What to work on: Go line by line through the records below. Copy whichever lines contain the string "Point".

___ Task data

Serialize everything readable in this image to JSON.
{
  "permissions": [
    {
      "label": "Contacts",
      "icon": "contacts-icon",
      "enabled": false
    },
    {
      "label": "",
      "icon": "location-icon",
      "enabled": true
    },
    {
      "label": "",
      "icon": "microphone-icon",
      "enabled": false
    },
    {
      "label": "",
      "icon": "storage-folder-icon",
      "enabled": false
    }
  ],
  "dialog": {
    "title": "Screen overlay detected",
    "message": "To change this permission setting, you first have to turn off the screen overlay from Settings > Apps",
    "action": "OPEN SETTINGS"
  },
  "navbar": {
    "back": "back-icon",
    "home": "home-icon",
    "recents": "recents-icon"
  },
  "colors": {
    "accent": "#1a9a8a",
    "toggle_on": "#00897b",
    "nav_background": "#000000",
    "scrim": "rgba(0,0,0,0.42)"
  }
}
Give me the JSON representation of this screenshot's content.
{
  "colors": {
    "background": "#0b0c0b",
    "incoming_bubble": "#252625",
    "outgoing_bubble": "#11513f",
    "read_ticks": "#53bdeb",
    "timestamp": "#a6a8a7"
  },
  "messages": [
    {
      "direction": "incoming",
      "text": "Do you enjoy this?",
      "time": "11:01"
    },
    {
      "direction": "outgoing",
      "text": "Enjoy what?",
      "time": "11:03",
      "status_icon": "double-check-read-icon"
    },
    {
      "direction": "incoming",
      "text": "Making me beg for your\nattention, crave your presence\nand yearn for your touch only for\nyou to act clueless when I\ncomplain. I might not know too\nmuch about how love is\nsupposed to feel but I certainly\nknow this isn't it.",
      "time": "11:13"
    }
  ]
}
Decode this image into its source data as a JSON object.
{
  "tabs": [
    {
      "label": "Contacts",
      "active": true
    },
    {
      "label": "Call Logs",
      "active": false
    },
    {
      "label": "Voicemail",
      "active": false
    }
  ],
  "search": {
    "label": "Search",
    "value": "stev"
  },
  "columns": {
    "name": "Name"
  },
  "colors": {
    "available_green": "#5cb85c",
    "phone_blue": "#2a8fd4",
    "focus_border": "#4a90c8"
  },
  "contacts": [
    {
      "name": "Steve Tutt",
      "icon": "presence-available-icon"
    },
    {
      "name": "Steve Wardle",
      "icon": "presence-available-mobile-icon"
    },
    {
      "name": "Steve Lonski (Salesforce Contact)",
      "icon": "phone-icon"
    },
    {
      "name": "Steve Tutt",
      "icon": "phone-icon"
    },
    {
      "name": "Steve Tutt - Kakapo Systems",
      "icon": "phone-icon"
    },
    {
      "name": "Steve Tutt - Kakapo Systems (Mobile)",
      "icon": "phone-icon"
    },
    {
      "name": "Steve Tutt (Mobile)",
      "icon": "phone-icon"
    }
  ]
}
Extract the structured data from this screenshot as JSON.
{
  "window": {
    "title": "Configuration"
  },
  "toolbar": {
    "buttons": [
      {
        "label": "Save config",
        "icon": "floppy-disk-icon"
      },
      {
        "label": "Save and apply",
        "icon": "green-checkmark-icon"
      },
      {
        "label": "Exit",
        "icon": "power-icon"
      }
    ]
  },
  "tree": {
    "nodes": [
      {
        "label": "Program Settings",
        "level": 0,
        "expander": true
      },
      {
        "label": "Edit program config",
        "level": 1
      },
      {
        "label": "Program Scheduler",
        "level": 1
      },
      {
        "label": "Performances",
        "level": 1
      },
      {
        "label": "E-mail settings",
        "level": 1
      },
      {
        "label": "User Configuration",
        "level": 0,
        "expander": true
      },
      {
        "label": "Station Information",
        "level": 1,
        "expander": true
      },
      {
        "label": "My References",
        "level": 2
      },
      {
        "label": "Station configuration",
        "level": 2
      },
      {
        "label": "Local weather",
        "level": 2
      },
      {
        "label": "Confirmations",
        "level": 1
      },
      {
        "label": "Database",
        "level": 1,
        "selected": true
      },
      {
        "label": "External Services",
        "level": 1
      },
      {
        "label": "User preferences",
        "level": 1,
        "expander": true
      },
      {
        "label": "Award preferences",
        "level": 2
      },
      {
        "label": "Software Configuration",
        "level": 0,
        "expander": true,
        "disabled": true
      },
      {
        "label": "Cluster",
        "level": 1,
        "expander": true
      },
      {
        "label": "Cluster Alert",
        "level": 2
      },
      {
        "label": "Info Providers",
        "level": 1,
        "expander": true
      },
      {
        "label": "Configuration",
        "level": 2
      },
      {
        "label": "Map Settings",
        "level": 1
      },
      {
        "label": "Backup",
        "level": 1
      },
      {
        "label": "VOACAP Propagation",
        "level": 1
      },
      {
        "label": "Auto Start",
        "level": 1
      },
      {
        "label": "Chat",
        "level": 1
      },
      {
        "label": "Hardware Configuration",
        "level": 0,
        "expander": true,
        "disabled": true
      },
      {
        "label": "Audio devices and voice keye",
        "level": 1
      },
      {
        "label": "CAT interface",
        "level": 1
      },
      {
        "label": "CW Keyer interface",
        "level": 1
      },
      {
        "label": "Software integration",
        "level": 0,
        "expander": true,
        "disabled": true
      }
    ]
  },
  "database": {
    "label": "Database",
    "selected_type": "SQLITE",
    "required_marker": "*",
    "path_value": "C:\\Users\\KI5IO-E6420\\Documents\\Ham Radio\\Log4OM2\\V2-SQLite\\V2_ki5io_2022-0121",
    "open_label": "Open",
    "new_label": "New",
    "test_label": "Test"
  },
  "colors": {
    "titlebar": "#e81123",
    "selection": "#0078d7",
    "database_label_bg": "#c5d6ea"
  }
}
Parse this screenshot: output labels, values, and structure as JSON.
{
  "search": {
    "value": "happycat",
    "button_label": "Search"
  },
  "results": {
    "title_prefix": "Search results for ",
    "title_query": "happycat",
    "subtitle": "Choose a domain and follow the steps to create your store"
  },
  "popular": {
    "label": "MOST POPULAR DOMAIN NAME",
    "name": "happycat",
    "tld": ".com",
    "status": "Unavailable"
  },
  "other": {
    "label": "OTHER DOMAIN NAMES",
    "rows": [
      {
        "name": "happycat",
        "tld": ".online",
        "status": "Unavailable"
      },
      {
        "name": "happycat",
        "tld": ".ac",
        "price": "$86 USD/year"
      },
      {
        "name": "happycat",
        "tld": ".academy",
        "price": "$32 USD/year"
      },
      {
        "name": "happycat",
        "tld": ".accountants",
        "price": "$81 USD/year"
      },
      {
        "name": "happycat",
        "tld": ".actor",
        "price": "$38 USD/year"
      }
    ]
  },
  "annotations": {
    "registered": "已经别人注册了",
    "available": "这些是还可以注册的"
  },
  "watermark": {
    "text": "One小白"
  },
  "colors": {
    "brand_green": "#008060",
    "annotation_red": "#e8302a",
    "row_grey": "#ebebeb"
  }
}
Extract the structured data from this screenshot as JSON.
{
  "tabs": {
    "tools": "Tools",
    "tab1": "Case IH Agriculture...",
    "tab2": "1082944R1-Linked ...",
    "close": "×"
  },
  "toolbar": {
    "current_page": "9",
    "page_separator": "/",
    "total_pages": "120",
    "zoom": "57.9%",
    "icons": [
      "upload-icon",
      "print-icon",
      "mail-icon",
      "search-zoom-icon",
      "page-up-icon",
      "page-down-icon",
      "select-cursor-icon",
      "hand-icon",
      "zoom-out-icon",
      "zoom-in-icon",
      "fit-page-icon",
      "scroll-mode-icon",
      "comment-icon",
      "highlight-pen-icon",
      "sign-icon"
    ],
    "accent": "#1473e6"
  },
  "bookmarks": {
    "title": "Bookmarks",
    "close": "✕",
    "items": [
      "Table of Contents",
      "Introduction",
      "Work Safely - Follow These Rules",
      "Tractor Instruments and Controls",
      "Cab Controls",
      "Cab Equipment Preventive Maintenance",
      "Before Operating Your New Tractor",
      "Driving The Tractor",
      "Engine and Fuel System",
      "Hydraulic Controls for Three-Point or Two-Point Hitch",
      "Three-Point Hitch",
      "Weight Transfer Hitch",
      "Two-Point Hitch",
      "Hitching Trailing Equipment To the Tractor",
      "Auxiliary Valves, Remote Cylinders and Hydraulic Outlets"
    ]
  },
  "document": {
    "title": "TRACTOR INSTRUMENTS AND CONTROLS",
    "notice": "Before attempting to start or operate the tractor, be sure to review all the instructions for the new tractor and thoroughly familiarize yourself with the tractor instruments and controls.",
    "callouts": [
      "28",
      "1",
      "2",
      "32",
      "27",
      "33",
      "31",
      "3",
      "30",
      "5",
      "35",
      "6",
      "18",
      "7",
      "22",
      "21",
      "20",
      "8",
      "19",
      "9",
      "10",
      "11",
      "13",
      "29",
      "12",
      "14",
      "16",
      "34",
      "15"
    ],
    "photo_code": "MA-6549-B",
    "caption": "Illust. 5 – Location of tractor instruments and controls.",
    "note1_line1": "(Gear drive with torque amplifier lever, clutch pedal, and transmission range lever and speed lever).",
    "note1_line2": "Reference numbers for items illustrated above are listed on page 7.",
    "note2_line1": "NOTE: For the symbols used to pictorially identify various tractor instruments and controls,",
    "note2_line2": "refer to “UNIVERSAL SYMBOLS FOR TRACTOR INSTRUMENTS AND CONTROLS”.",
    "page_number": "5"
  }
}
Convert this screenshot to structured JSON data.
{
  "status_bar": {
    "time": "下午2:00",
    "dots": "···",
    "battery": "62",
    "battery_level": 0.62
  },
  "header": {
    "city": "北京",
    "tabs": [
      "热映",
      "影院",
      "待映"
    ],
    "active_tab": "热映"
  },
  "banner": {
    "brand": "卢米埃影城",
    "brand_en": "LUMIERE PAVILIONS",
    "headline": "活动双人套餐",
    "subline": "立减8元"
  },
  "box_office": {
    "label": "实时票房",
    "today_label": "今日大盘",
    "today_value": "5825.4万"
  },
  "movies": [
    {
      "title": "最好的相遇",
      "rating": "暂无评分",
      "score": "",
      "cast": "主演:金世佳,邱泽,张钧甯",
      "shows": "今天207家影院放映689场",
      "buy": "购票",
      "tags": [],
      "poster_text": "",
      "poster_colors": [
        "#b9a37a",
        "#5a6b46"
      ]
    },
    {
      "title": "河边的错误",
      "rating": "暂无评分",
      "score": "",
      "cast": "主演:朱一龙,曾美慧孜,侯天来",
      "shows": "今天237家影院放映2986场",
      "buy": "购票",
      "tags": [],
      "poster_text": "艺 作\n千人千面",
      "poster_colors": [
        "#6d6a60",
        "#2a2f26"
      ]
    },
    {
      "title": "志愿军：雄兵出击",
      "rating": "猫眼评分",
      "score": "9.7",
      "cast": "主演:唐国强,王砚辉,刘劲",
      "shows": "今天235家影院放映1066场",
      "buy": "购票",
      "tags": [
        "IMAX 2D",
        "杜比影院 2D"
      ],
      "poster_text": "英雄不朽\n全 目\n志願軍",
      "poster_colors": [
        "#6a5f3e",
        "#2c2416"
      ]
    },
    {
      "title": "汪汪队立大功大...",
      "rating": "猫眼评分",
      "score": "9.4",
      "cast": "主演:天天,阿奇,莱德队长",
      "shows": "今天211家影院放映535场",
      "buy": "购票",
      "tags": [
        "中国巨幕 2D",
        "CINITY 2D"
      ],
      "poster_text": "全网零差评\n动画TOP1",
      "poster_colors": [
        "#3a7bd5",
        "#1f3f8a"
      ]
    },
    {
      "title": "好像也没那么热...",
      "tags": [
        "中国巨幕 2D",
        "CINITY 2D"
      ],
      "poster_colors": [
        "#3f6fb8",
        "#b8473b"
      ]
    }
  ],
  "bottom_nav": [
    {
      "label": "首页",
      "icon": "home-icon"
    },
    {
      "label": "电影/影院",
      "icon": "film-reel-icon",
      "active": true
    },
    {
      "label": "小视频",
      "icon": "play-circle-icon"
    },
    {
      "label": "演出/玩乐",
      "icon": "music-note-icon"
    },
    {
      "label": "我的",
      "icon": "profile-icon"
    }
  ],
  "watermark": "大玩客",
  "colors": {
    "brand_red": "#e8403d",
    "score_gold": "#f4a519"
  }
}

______

Answer space:
      "Hydraulic Controls for Three-Point or Two-Point Hitch",
      "Three-Point Hitch",
      "Two-Point Hitch",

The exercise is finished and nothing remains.